Work, in general, has such negative connotations attached to it. Rarely anyone squeals in delight, “I get to go to work now!” It’s usually more of a begrudging moan of, “Ugh, I have to drag my butt out of bed to go to work now” before clobbering the snooze button.

But what happens if we can switch our lens to one of optimism and pride and not let work be a dirty “4-letter word”?

A strong work ethic is a mighty gift to possess. It’s right up there with a sense of humor, empathy, and an appreciation of nature--all qualities I hope my kids will cultivate.

If I can just instill in them to put their best effort into everything, I know their lives will be richer for it. And when I say “best effort” I don’t mean maniacal, obsessive goals of perfection. I just mean a desire to do their best because it feels good to dig in and put ourselves into our work.

Sometimes their imaginary play revolves around pretending to be at work, and their eyes seriously twinkle when they say, “Let’s pretend we’re adults going to work!” as if work were some fairytale land full of Skittles falling from the sky rather than eating Grape Nuts in a cubicle while listening to NPR.

I don’t necessarily equate a strong work ethic with loads of money. I hope my kids will tap wholeheartedly into whatever they’re doing from scrubbing toilets to running a company, and focus on the pride of a job well done rather than just the money.

We can go about our jobs much more successfully if we remove the drowning weight of negativity and disappointment we carry on our backs. Most of us can’t say we love absolutely everything about our jobs, but the physical act of working can be rewarding if we tackle it with purposefulness and satisfaction.

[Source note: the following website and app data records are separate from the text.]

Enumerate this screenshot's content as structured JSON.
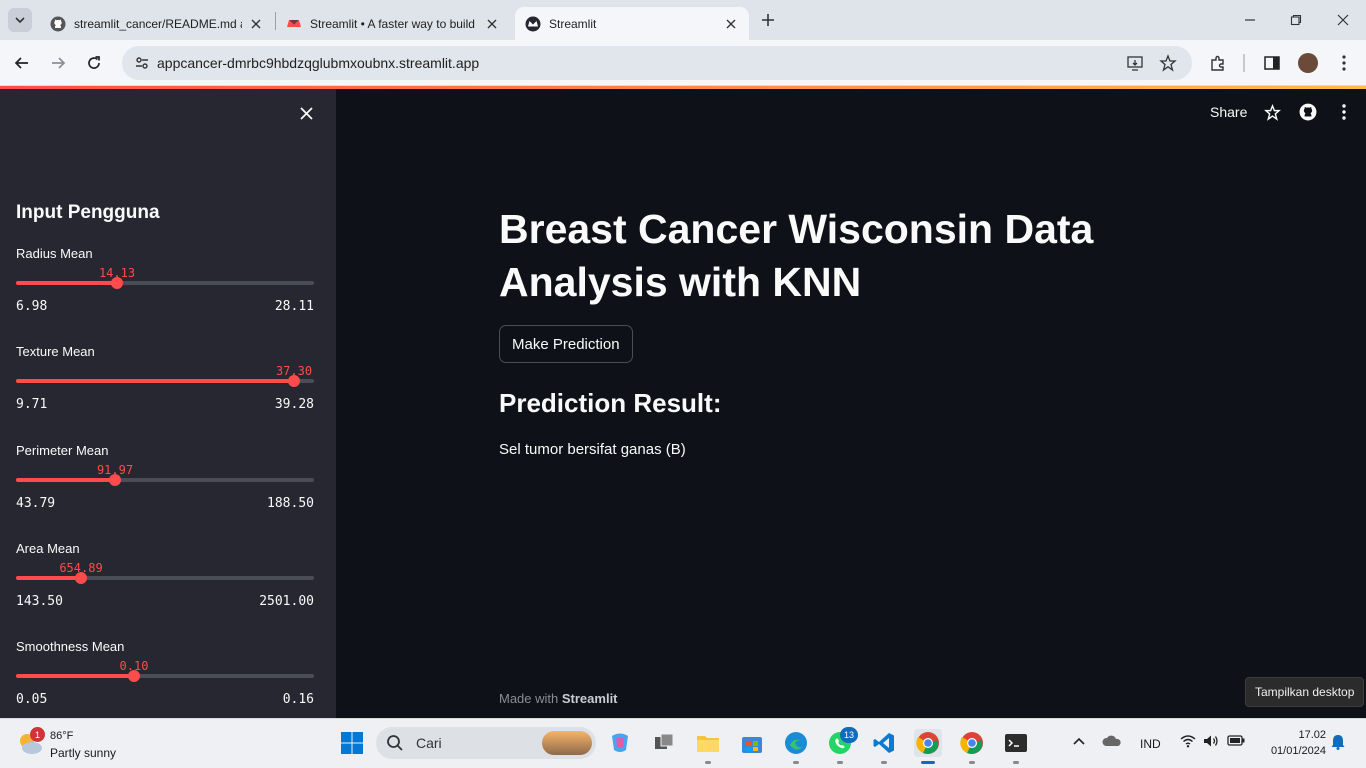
{
  "browser": {
    "tabs": [
      {
        "title": "streamlit_cancer/README.md a",
        "icon": "github-icon",
        "active": false
      },
      {
        "title": "Streamlit • A faster way to build",
        "icon": "streamlit-crown-icon",
        "active": false
      },
      {
        "title": "Streamlit",
        "icon": "streamlit-crown-icon",
        "active": true
      }
    ],
    "url": "appcancer-dmrbc9hbdzqglubmxoubnx.streamlit.app"
  },
  "app": {
    "header": {
      "share_label": "Share"
    },
    "sidebar": {
      "title": "Input Pengguna",
      "sliders": [
        {
          "label": "Radius Mean",
          "value": "14.13",
          "min": "6.98",
          "max": "28.11",
          "fraction": 0.338
        },
        {
          "label": "Texture Mean",
          "value": "37.30",
          "min": "9.71",
          "max": "39.28",
          "fraction": 0.933
        },
        {
          "label": "Perimeter Mean",
          "value": "91.97",
          "min": "43.79",
          "max": "188.50",
          "fraction": 0.333
        },
        {
          "label": "Area Mean",
          "value": "654.89",
          "min": "143.50",
          "max": "2501.00",
          "fraction": 0.217
        },
        {
          "label": "Smoothness Mean",
          "value": "0.10",
          "min": "0.05",
          "max": "0.16",
          "fraction": 0.396
        }
      ]
    },
    "main": {
      "title": "Breast Cancer Wisconsin Data Analysis with KNN",
      "button_label": "Make Prediction",
      "result_heading": "Prediction Result:",
      "result_text": "Sel tumor bersifat ganas (B)",
      "footer_prefix": "Made with",
      "footer_brand": "Streamlit"
    },
    "accent_color": "#ff4b4b",
    "background_color": "#0e1117",
    "sidebar_color": "#262730"
  },
  "taskbar": {
    "weather_badge": "1",
    "weather_temp": "86°F",
    "weather_desc": "Partly sunny",
    "search_placeholder": "Cari",
    "whatsapp_badge": "13",
    "language": "IND",
    "time": "17.02",
    "date": "01/01/2024",
    "tooltip": "Tampilkan desktop"
  }
}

This doesn’t mean work is always a joy sprinkled with giggles and gumdrops. It sucks at times. You’d better believe I curse the alarm every morning it sings its stupid little song, but when I frantically slide into work after getting my kids to school, I find that place of calm and focus where I know work is a gift and doing the best I can is a much better way to spend my life than dwelling on the ungrateful, entitled place that also lurks in my brain.

Let’s mark our unique stamp on the work we do. There’s only one of you, so you are the only person who can do your job --no matter how "small"-- the way you do it, so embrace that.